As people do in the aftermath of most highly anticipated events, the kids spent the rest of the weekend in the vacuous melancholy of a life with no meaning. Mario Kart helped them forget for a while, but eventually Mario just accentuated that artificiality in life they couldn't see in the ingredient list on a box of Goldfish. They had seen behind the curtain.
Well, that plan backfired a little, but my motives were to help author a better story for my kids.
A couple years ago my great-grandfather was dying in the hospital here in Columbia, and I had the luxury of a few evenings with him. I asked him all kinds of questions about his past, like lineage and best memories and such, but the thing that changed me was his answer when I asked him if he would go back to change anything.
He was a very soft and slow-spoken man, a little like Clint Eastwood if he were a Christian. He paused for a while, which is scary for an elderly person in a hospital bed to do. Then he said, "Well, I guess I wish I had made life a little better for your (great) grandma."
“Really,” I said.
I had never detected a problem in their marriage. He went on to say that he hadn't mistreated her. They'd had a fair go of 60-plus years. But he regretted that he hadn't tried harder to make sure she had a fun and memorable life. They grew up in the Great Depression and spent their married lives working very hard as farmers on top of the normal disasters every couple has.

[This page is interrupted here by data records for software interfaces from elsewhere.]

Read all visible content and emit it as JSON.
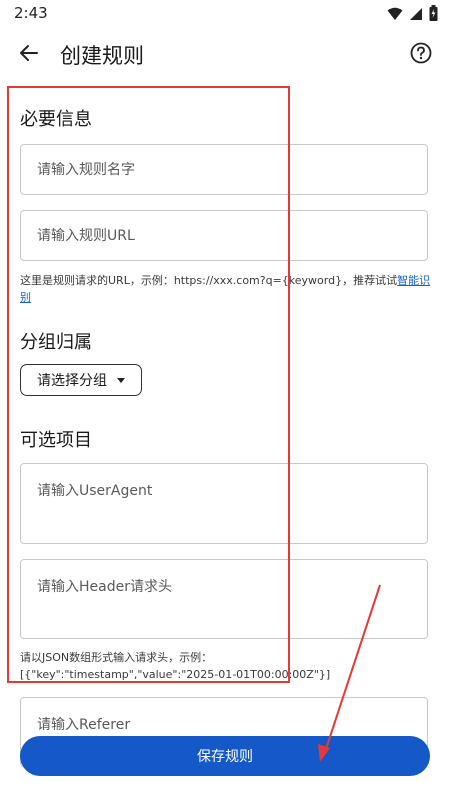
{
  "status_bar": {
    "time": "2:43"
  },
  "header": {
    "title": "创建规则"
  },
  "sections": {
    "required": "必要信息",
    "group": "分组归属",
    "optional": "可选项目"
  },
  "fields": {
    "name_placeholder": "请输入规则名字",
    "url_placeholder": "请输入规则URL",
    "useragent_placeholder": "请输入UserAgent",
    "header_placeholder": "请输入Header请求头",
    "referer_placeholder": "请输入Referer"
  },
  "helpers": {
    "url_hint": "这里是规则请求的URL，示例：https://xxx.com?q={keyword}，推荐试试",
    "url_hint_link": "智能识别",
    "header_hint_line1": "请以JSON数组形式输入请求头，示例：",
    "header_hint_line2": "[{\"key\":\"timestamp\",\"value\":\"2025-01-01T00:00:00Z\"}]"
  },
  "group_select": {
    "value": "请选择分组"
  },
  "actions": {
    "save_label": "保存规则"
  },
  "icons": {
    "back": "arrow-back-icon",
    "help": "help-circle-icon",
    "wifi": "wifi-icon",
    "signal": "signal-icon",
    "battery": "battery-icon",
    "dropdown": "caret-down-icon"
  },
  "colors": {
    "accent": "#1558c8",
    "link": "#1a62d6",
    "annotation": "#e53935"
  }
}
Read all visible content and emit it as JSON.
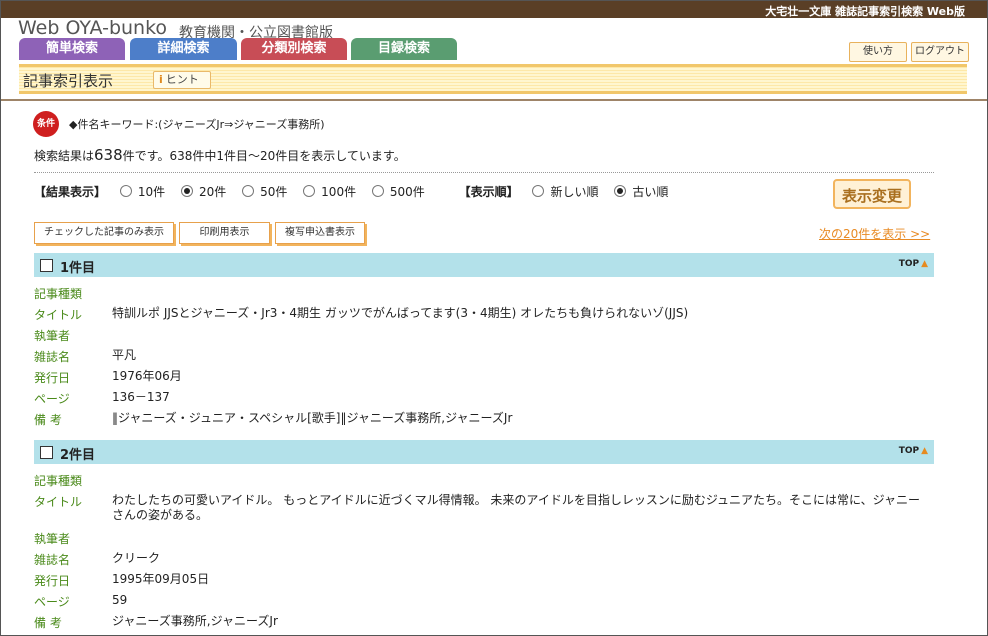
{
  "header": {
    "top_title": "大宅壮一文庫 雑誌記事索引検索 Web版",
    "logo": "Web OYA-bunko",
    "logo_sub": "教育機関・公立図書館版",
    "tabs": [
      "簡単検索",
      "詳細検索",
      "分類別検索",
      "目録検索"
    ],
    "help_label": "使い方",
    "login_label": "ログアウト"
  },
  "band": {
    "title": "記事索引表示",
    "hint_icon": "i",
    "hint_label": "ヒント"
  },
  "condition": {
    "icon_label": "条件",
    "text": "◆件名キーワード:(ジャニーズJr⇒ジャニーズ事務所)"
  },
  "result": {
    "prefix": "検索結果は",
    "count": "638",
    "suffix": "件です。638件中1件目〜20件目を表示しています。"
  },
  "options": {
    "count_label": "【結果表示】",
    "count_options": [
      "10件",
      "20件",
      "50件",
      "100件",
      "500件"
    ],
    "count_selected": 1,
    "order_label": "【表示順】",
    "order_options": [
      "新しい順",
      "古い順"
    ],
    "order_selected": 1,
    "change_button": "表示変更"
  },
  "actions": {
    "checked_only": "チェックした記事のみ表示",
    "print": "印刷用表示",
    "copy_request": "複写申込書表示",
    "next": "次の20件を表示 >>"
  },
  "field_labels": {
    "type": "記事種類",
    "title": "タイトル",
    "author": "執筆者",
    "magazine": "雑誌名",
    "date": "発行日",
    "page": "ページ",
    "note": "備 考"
  },
  "top_label": "TOP",
  "records": [
    {
      "no": "1件目",
      "type": "",
      "title": "特訓ルポ JJSとジャニーズ・Jr3・4期生 ガッツでがんばってます(3・4期生) オレたちも負けられないゾ(JJS)",
      "author": "",
      "magazine": "平凡",
      "date": "1976年06月",
      "page": "136－137",
      "note": "‖ジャニーズ・ジュニア・スペシャル[歌手]‖ジャニーズ事務所,ジャニーズJr"
    },
    {
      "no": "2件目",
      "type": "",
      "title": "わたしたちの可愛いアイドル。 もっとアイドルに近づくマル得情報。 未来のアイドルを目指しレッスンに励むジュニアたち。そこには常に、ジャニーさんの姿がある。",
      "author": "",
      "magazine": "クリーク",
      "date": "1995年09月05日",
      "page": "59",
      "note": "ジャニーズ事務所,ジャニーズJr"
    }
  ],
  "colors": {
    "top_bar": "#5a3f26",
    "tab_simple": "#8e62b7",
    "tab_detail": "#4d7ec9",
    "tab_category": "#c84d56",
    "tab_catalog": "#5a9d71",
    "record_header": "#b3e1ea",
    "field_label": "#4a8a1a",
    "accent": "#e88b25"
  }
}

Since he was a devoted Christian, I was expecting him to say he would go back and be a missionary, but the more I thought about it, the more I could see his heart: Even in survival mode, love still dictates and God still desires that we put others ahead of ourselves.
As with any good life crisis, this came at the time when I was already starting to feel a new urgency for living a life of significance, and also right after a great author named Donald Miller suggested I see myself as a character in other people’s stories instead of the default mindset with which we are all born. So my grandpa’s comment — plus the other advice from that other conversation — fell on freshly tilled soil and convinced me that significance is attained partly by making other people’s lives significant.

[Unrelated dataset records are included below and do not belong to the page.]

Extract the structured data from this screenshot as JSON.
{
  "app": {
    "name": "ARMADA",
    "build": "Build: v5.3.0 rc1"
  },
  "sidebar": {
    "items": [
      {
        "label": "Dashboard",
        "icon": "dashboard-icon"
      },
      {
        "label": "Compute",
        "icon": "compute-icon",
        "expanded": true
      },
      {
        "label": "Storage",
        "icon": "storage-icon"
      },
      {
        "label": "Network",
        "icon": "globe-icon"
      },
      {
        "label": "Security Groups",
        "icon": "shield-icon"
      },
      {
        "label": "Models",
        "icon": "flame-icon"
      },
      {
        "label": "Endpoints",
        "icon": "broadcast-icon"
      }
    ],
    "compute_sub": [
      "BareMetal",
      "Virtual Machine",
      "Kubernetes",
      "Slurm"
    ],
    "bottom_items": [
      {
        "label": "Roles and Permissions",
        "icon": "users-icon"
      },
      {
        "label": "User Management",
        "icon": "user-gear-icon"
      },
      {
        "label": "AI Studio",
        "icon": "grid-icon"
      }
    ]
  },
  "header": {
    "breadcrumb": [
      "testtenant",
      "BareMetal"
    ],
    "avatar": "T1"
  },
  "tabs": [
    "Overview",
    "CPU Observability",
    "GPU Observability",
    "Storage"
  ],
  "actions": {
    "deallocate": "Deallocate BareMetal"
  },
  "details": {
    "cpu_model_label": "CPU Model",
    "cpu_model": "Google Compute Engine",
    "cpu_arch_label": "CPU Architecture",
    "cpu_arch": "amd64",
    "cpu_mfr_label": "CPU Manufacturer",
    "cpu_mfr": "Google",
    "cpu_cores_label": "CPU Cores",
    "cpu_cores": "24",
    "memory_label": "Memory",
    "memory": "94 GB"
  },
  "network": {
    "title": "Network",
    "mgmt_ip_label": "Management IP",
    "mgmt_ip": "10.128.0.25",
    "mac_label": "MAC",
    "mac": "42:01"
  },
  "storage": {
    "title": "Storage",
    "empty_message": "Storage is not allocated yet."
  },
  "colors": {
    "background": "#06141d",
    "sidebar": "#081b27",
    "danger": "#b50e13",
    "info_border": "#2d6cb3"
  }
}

Although I fail more often than I succeed, I try to move all my conversations away from small talk. I try to make my students think by asking them 1,000-year-old philosophical questions. I try to leave my family with more than a memory of me as a burnt image of a man on a couch — which was my motive for trying to make the new Aldi a big deal.
I try to remember that, Lord willing, I'm the only husband my wife will have and that all of her dreams for love, romance, family, companionship and security — they all start and end with me. Only I can give those things to her and without me she'll not have them. That is a big, big deal, because she is a big, big deal.
I want to create a childhood for my children and find a way to put signposts behind us. I want my kids to remember wrestling with me, not some gift I buy them.
(I am a little worried about the wrestling, though. I dread the day that I can no longer win every fight in my home with tickling. As it is now, every scuffle ends when someone pees. When my boys are 18 and 14, respectively, I doubt they will afford me the same courtesy.)
I love politics, but I try to remember that for every person I know intimately, I can affect their lives more than President Obama.
I have one life to leave behind. Will I leave them contentment or incompleteness? honor or shame? blessings or curses? fond memories or trivia? I can leave them a good name or a bad name, high standards or bad examples and a license to fail, a true path or a tangled maze, expectations or a damning self-image.
Ultimately, the conversation with my grandpa, coupled with many other influences, communicates a warning and a promise that life must be spent wisely and we must live purposefully.
Brad Clemons lives and works in Columbia. We do not know yet if he is a winner or a loser, but he will definitely earn a certificate of participation.